[Records excerpted from a collection]

▬▬▬▬▬▬▬▬▬▬

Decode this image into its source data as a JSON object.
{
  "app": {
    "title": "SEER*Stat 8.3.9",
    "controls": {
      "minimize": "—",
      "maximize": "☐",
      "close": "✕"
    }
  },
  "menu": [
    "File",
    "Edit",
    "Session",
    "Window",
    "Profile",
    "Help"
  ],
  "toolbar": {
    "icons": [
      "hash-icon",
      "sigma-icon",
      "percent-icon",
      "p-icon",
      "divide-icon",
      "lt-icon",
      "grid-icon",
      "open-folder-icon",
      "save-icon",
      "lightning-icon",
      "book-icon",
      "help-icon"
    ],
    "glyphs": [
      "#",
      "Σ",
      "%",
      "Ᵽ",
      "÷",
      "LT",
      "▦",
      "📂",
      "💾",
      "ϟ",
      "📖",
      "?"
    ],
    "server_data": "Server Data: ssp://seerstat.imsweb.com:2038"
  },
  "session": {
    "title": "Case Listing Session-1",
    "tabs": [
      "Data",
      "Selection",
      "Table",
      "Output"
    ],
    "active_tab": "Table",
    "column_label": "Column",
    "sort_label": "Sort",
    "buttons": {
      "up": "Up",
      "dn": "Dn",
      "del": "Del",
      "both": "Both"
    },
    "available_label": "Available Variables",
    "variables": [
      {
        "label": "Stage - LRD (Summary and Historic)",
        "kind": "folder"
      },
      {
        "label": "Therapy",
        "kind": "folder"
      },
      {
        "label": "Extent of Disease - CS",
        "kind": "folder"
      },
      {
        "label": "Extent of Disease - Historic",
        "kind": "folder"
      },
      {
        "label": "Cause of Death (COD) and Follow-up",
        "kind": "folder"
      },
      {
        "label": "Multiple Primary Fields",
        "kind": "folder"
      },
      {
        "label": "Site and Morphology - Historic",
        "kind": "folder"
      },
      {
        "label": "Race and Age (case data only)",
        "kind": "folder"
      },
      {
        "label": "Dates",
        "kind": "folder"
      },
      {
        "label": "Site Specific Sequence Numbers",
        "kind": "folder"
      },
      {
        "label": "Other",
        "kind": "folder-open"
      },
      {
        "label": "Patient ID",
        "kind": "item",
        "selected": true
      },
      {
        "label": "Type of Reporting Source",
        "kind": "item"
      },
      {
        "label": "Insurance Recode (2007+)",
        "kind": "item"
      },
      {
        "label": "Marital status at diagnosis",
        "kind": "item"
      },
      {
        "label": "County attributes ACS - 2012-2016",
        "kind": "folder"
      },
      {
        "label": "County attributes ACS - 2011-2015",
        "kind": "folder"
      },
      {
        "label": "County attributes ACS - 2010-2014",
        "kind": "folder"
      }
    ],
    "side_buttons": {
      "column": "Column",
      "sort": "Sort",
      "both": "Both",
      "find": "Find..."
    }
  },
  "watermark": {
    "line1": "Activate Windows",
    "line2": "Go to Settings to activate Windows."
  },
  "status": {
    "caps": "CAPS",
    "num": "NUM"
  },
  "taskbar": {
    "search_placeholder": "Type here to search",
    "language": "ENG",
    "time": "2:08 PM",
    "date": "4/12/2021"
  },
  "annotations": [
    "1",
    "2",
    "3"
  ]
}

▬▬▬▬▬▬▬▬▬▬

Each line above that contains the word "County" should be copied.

        "label": "County attributes ACS - 2012-2016",
        "label": "County attributes ACS - 2011-2015",
        "label": "County attributes ACS - 2010-2014",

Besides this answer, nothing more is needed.